:: Problem requirements ::
Read the data and repeat it in full, exactly.

[Data about app and page elements]
------------
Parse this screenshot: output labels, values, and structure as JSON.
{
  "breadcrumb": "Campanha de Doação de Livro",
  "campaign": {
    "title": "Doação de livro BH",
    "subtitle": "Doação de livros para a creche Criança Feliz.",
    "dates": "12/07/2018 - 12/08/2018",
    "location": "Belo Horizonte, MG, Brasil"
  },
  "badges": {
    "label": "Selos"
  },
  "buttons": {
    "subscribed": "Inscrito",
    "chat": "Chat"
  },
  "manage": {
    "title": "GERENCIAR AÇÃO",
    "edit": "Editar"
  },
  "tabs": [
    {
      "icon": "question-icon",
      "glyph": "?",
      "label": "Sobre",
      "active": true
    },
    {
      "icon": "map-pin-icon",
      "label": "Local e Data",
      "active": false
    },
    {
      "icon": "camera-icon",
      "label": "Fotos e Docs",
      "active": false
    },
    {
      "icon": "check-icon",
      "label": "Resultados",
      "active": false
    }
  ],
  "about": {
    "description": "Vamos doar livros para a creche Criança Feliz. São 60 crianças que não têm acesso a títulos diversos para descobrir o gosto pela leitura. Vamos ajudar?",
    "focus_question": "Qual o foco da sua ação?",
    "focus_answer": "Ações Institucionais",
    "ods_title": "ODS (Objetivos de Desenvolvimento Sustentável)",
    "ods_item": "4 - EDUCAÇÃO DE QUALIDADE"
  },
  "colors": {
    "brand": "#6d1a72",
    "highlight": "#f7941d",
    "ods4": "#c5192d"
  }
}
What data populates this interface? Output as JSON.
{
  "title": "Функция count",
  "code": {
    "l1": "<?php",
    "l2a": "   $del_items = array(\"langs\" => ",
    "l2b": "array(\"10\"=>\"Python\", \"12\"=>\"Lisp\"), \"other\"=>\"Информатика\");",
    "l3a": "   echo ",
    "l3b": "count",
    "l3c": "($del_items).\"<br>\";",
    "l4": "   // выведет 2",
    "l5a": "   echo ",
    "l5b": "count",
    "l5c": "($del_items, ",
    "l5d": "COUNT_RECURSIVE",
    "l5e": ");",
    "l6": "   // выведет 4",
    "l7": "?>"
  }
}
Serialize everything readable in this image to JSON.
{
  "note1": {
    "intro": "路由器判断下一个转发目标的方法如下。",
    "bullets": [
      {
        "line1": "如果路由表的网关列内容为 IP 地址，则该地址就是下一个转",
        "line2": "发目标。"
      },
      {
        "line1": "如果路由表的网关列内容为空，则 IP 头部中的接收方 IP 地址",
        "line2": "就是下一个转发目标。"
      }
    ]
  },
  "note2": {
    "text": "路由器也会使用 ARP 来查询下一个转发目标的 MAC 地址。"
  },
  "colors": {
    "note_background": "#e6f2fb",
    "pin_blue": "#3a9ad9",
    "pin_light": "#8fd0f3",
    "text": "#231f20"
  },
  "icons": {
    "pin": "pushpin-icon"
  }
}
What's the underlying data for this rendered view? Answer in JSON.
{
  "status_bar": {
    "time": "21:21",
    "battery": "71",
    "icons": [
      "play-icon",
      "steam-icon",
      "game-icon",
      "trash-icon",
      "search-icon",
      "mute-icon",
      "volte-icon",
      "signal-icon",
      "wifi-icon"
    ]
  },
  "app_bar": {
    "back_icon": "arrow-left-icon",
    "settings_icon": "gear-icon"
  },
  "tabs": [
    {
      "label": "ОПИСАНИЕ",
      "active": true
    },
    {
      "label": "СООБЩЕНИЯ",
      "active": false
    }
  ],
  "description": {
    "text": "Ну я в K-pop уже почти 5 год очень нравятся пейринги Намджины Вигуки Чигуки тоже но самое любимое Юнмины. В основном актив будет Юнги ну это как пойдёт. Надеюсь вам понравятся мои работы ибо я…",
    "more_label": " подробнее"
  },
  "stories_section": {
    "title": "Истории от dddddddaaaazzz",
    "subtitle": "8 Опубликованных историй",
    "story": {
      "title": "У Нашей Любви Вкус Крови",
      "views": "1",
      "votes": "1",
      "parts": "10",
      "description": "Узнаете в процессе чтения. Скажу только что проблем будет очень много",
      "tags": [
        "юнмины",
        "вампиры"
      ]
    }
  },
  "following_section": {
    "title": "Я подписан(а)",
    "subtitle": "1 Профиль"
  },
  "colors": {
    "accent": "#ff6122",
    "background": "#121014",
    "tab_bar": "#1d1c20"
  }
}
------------
:: Answer box ::
Parse this screenshot: output labels, values, and structure as JSON.
{
  "breadcrumb": "Campanha de Doação de Livro",
  "campaign": {
    "title": "Doação de livro BH",
    "subtitle": "Doação de livros para a creche Criança Feliz.",
    "dates": "12/07/2018 - 12/08/2018",
    "location": "Belo Horizonte, MG, Brasil"
  },
  "badges": {
    "label": "Selos"
  },
  "buttons": {
    "subscribed": "Inscrito",
    "chat": "Chat"
  },
  "manage": {
    "title": "GERENCIAR AÇÃO",
    "edit": "Editar"
  },
  "tabs": [
    {
      "icon": "question-icon",
      "glyph": "?",
      "label": "Sobre",
      "active": true
    },
    {
      "icon": "map-pin-icon",
      "label": "Local e Data",
      "active": false
    },
    {
      "icon": "camera-icon",
      "label": "Fotos e Docs",
      "active": false
    },
    {
      "icon": "check-icon",
      "label": "Resultados",
      "active": false
    }
  ],
  "about": {
    "description": "Vamos doar livros para a creche Criança Feliz. São 60 crianças que não têm acesso a títulos diversos para descobrir o gosto pela leitura. Vamos ajudar?",
    "focus_question": "Qual o foco da sua ação?",
    "focus_answer": "Ações Institucionais",
    "ods_title": "ODS (Objetivos de Desenvolvimento Sustentável)",
    "ods_item": "4 - EDUCAÇÃO DE QUALIDADE"
  },
  "colors": {
    "brand": "#6d1a72",
    "highlight": "#f7941d",
    "ods4": "#c5192d"
  }
}
What data populates this interface? Output as JSON.
{
  "title": "Функция count",
  "code": {
    "l1": "<?php",
    "l2a": "   $del_items = array(\"langs\" => ",
    "l2b": "array(\"10\"=>\"Python\", \"12\"=>\"Lisp\"), \"other\"=>\"Информатика\");",
    "l3a": "   echo ",
    "l3b": "count",
    "l3c": "($del_items).\"<br>\";",
    "l4": "   // выведет 2",
    "l5a": "   echo ",
    "l5b": "count",
    "l5c": "($del_items, ",
    "l5d": "COUNT_RECURSIVE",
    "l5e": ");",
    "l6": "   // выведет 4",
    "l7": "?>"
  }
}
Serialize everything readable in this image to JSON.
{
  "note1": {
    "intro": "路由器判断下一个转发目标的方法如下。",
    "bullets": [
      {
        "line1": "如果路由表的网关列内容为 IP 地址，则该地址就是下一个转",
        "line2": "发目标。"
      },
      {
        "line1": "如果路由表的网关列内容为空，则 IP 头部中的接收方 IP 地址",
        "line2": "就是下一个转发目标。"
      }
    ]
  },
  "note2": {
    "text": "路由器也会使用 ARP 来查询下一个转发目标的 MAC 地址。"
  },
  "colors": {
    "note_background": "#e6f2fb",
    "pin_blue": "#3a9ad9",
    "pin_light": "#8fd0f3",
    "text": "#231f20"
  },
  "icons": {
    "pin": "pushpin-icon"
  }
}
What's the underlying data for this rendered view? Answer in JSON.
{
  "status_bar": {
    "time": "21:21",
    "battery": "71",
    "icons": [
      "play-icon",
      "steam-icon",
      "game-icon",
      "trash-icon",
      "search-icon",
      "mute-icon",
      "volte-icon",
      "signal-icon",
      "wifi-icon"
    ]
  },
  "app_bar": {
    "back_icon": "arrow-left-icon",
    "settings_icon": "gear-icon"
  },
  "tabs": [
    {
      "label": "ОПИСАНИЕ",
      "active": true
    },
    {
      "label": "СООБЩЕНИЯ",
      "active": false
    }
  ],
  "description": {
    "text": "Ну я в K-pop уже почти 5 год очень нравятся пейринги Намджины Вигуки Чигуки тоже но самое любимое Юнмины. В основном актив будет Юнги ну это как пойдёт. Надеюсь вам понравятся мои работы ибо я…",
    "more_label": " подробнее"
  },
  "stories_section": {
    "title": "Истории от dddddddaaaazzz",
    "subtitle": "8 Опубликованных историй",
    "story": {
      "title": "У Нашей Любви Вкус Крови",
      "views": "1",
      "votes": "1",
      "parts": "10",
      "description": "Узнаете в процессе чтения. Скажу только что проблем будет очень много",
      "tags": [
        "юнмины",
        "вампиры"
      ]
    }
  },
  "following_section": {
    "title": "Я подписан(а)",
    "subtitle": "1 Профиль"
  },
  "colors": {
    "accent": "#ff6122",
    "background": "#121014",
    "tab_bar": "#1d1c20"
  }
}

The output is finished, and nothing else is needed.